In order to figure out if FreeSync is worth it, you will have to understand exactly what it is and what it does, especially when you’re learning to set up your new gaming monitor. FreeSync is an adaptive sync technology developed by industry giant AMD. It works to regulate the refresh rate between a computer’s GPU and the monitor.
Adaptive sync makes sure that the refresh rate of the GPU is constantly adapting to the predetermined refresh rate of the monitor.
Nearly everyone can benefit from some form of adaptive sync technology. Why? Computer monitors are extraordinarily stable when it comes to their refresh rate. GPUs, on the other hand, tend to be rather erratic as it reacts to the needs of the CPU and the demands of the gaming application. The GPU will vary the refresh rate sent to the monitor, but the monitor will only be equipped to deal with a single predetermined refresh rate. The end result? You will witness screen-tearing as you game, which is when the monitor shows two different images at once. At that point, you might wonder if a gaming monitor is worth it.
There are a few different ways in which adaptive-sync technologies work, but they all share certain commonalities. Generally speaking, adaptive sync makes sure that the refresh rate of the GPU is constantly adapting to the predetermined refresh rate of the monitor. That is exactly what G-Sync also does.
FreeSync monitors create a variable refresh rate that changes when needed to match the demands of the GPU and the CPU.
There is a reason AMD’s FreeSync is one of the two major players on the block, as it offers certain benefits.
FreeSync’s intended job is to reduce or eliminate screen-tearing and screen stuttering. In other words, if you have a FreeSync-enabled gaming monitor, these two issues should become relics of the past. FreeSync monitors create a variable refresh rate that changes when needed to match the demands of the GPU and the CPU.
FreeSync monitors tend to be cheaper than NVIDIA G-Sync monitors. NVIDIA is extremely selective and hands-on when it comes to the implementation of its proprietary hardware. AMD is a bit more lenient, so there are many more FreeSync-enabled displays on the market than G-Sync displays. This leads to competition, which leads to lower prices.
Computer monitors are extraordinarily stable when it comes to their refresh rate. GPUs, on the other hand, tend to be rather erratic as it reacts to the needs of the CPU and the demands of the gaming application.
AMD FreeSync vs NVIDIA G-Sync.
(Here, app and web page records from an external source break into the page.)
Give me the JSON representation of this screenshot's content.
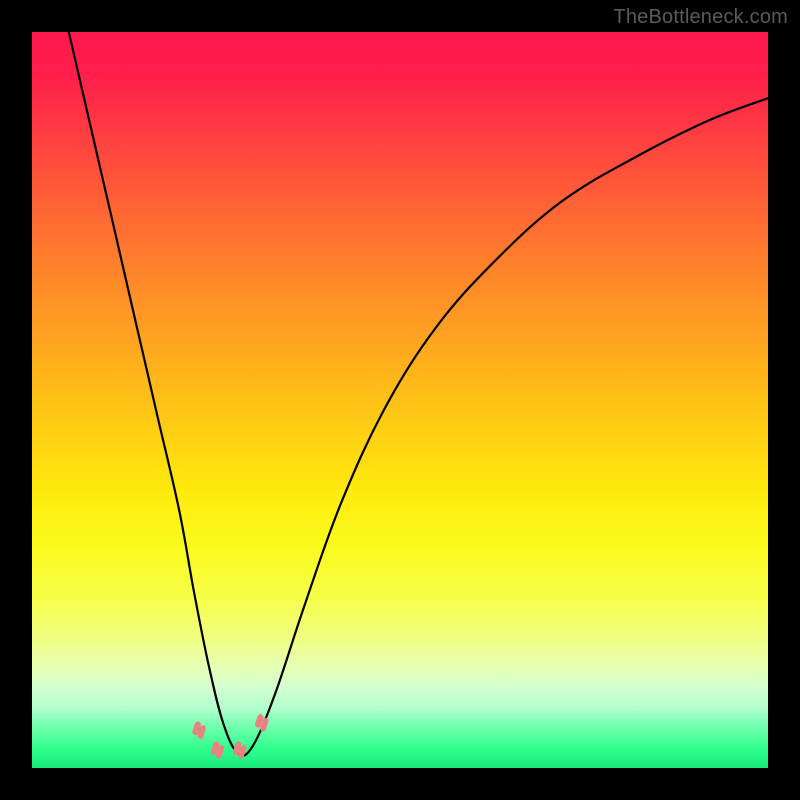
{
  "watermark": "TheBottleneck.com",
  "chart_data": {
    "type": "line",
    "title": "",
    "xlabel": "",
    "ylabel": "",
    "xlim": [
      0,
      100
    ],
    "ylim": [
      0,
      100
    ],
    "grid": false,
    "legend": false,
    "series": [
      {
        "name": "bottleneck-curve",
        "x": [
          5,
          8,
          11,
          14,
          17,
          20,
          22,
          24,
          26,
          28,
          30,
          33,
          37,
          42,
          48,
          55,
          63,
          72,
          82,
          92,
          100
        ],
        "y": [
          100,
          87,
          74,
          61,
          48,
          35,
          24,
          14,
          6,
          2,
          3,
          10,
          22,
          36,
          49,
          60,
          69,
          77,
          83,
          88,
          91
        ]
      }
    ],
    "markers": [
      {
        "name": "marker-left-pair",
        "x": 22.5,
        "y": 4.5,
        "color": "#e98383"
      },
      {
        "name": "marker-trough-a",
        "x": 25.0,
        "y": 1.8,
        "color": "#e98383"
      },
      {
        "name": "marker-trough-b",
        "x": 28.0,
        "y": 1.8,
        "color": "#e98383"
      },
      {
        "name": "marker-right-pair",
        "x": 31.0,
        "y": 5.5,
        "color": "#e98383"
      }
    ],
    "background_gradient": {
      "top": "#ff174e",
      "bottom": "#19e97c",
      "description": "vertical rainbow gradient red→orange→yellow→green"
    }
  }
}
Which is better?
There is no clear victor here. They each perform their job admirably. FreeSync monitors may not all boast the same standard of excellence, as AMD is more hands-off than NVIDIA. G-Sync monitors, though, tend to be more expensive.
Is 60Hz FreeSync worth it?
Yes. Adaptive sync is worth it at any refresh rate. It’s not the actual refresh rate that matters, it is the idea that this refresh rate will be stabilized and kept in sync with the GPU.
Should I keep FreeSync on if I don’t use it?
There is no reason to turn FreeSync off when not in use, as it is not a significant power draw. You can go into the settings and turn it off if you want to though.
STAT: There are FreeSync (as well as G-Sync) displays that operate at 30 Hz or, according to AMD, even lower. (source)